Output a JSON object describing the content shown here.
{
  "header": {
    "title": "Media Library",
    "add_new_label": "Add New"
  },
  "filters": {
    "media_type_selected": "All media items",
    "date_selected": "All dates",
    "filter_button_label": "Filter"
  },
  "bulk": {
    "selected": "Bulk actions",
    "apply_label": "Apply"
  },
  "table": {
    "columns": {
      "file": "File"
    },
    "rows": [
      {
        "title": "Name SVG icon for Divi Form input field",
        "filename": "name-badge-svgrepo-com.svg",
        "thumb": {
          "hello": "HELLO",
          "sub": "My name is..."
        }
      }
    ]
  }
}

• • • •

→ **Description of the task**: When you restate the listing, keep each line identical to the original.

→ **Output for this task**:
Output a JSON object describing the content shown here.
{
  "header": {
    "title": "Media Library",
    "add_new_label": "Add New"
  },
  "filters": {
    "media_type_selected": "All media items",
    "date_selected": "All dates",
    "filter_button_label": "Filter"
  },
  "bulk": {
    "selected": "Bulk actions",
    "apply_label": "Apply"
  },
  "table": {
    "columns": {
      "file": "File"
    },
    "rows": [
      {
        "title": "Name SVG icon for Divi Form input field",
        "filename": "name-badge-svgrepo-com.svg",
        "thumb": {
          "hello": "HELLO",
          "sub": "My name is..."
        }
      }
    ]
  }
}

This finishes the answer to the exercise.